#### PROMPT:
Report each line of the listing that carries the word "username".

===== DATA LISTING =====

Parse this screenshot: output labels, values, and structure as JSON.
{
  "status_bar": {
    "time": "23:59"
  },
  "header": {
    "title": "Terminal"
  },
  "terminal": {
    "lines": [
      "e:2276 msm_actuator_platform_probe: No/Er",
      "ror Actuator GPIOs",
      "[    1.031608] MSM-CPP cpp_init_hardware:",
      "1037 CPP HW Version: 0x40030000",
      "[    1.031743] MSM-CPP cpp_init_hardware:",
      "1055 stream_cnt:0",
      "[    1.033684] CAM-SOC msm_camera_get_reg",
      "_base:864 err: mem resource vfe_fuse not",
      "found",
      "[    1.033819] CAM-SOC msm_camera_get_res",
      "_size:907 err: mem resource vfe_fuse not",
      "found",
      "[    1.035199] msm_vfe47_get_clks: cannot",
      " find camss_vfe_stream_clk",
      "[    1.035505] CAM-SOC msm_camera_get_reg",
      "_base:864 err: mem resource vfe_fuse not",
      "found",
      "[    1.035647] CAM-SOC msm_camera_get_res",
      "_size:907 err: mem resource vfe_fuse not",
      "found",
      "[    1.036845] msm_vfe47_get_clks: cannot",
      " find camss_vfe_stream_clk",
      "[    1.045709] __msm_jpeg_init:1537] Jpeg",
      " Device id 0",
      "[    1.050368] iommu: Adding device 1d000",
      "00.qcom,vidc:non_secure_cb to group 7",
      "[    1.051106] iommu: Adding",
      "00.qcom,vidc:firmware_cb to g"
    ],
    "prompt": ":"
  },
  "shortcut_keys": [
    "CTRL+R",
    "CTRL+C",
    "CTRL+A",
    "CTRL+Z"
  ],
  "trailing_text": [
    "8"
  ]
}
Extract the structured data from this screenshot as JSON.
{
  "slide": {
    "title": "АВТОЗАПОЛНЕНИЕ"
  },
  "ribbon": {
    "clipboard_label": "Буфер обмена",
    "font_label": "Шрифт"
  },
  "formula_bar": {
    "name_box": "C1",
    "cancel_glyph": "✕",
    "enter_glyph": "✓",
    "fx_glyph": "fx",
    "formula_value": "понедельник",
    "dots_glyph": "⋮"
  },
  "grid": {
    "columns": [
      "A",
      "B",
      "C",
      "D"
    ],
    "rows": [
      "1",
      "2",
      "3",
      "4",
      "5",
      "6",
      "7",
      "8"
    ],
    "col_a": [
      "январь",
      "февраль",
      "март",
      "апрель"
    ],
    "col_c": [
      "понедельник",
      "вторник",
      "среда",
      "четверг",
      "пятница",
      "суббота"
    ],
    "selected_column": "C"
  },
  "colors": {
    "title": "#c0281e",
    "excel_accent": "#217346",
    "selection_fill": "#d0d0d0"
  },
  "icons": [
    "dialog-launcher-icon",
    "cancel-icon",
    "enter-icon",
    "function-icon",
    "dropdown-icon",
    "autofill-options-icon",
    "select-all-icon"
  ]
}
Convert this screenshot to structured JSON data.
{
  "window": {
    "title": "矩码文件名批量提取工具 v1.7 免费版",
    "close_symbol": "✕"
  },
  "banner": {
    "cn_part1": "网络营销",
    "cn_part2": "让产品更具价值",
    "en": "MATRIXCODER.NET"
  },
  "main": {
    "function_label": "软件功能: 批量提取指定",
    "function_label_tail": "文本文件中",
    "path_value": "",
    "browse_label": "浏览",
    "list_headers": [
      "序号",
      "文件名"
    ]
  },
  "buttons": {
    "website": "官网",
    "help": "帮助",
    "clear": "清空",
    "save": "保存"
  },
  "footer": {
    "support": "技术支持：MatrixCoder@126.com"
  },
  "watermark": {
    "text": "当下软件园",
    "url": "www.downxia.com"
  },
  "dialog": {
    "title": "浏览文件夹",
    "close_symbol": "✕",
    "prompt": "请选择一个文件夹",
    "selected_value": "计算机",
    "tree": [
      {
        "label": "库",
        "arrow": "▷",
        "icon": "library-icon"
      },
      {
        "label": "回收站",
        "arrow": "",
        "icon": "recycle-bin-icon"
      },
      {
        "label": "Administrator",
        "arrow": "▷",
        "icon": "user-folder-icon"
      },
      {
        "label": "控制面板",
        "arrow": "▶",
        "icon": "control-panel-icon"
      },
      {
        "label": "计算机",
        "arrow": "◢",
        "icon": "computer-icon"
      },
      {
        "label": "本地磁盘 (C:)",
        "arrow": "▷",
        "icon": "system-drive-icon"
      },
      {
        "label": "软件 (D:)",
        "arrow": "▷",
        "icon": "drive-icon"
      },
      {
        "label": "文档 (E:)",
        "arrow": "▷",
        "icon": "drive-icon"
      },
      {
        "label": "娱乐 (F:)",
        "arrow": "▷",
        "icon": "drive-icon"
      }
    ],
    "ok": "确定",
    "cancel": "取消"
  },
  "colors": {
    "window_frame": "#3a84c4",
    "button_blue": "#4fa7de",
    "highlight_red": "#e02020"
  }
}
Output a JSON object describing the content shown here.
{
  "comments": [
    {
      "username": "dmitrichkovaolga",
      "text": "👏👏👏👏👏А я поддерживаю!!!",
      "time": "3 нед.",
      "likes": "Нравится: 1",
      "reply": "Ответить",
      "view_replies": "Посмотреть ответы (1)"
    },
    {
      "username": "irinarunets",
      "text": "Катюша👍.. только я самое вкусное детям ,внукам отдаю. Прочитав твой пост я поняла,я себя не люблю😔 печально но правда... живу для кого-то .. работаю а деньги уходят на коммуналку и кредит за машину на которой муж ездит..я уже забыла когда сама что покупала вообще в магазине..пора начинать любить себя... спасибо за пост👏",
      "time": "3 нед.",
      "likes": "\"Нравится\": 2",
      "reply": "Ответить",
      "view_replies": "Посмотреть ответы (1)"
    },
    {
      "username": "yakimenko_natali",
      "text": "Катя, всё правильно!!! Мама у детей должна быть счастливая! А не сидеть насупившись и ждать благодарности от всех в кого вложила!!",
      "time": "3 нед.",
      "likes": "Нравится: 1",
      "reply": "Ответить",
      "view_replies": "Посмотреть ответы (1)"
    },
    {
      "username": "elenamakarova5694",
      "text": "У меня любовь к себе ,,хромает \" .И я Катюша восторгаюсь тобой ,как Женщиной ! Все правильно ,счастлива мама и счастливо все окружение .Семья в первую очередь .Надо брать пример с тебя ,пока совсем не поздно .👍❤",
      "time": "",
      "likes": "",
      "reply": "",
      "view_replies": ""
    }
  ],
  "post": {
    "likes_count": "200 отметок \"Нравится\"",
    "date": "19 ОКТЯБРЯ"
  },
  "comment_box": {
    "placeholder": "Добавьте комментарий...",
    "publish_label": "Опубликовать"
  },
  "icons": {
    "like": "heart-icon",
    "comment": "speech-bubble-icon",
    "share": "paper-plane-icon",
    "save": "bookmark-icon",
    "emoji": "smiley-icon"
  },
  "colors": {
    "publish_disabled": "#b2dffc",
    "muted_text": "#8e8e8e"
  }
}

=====

#### YOUR RESPONSE:
      "username": "dmitrichkovaolga",
      "username": "irinarunets",
      "username": "yakimenko_natali",
      "username": "elenamakarova5694",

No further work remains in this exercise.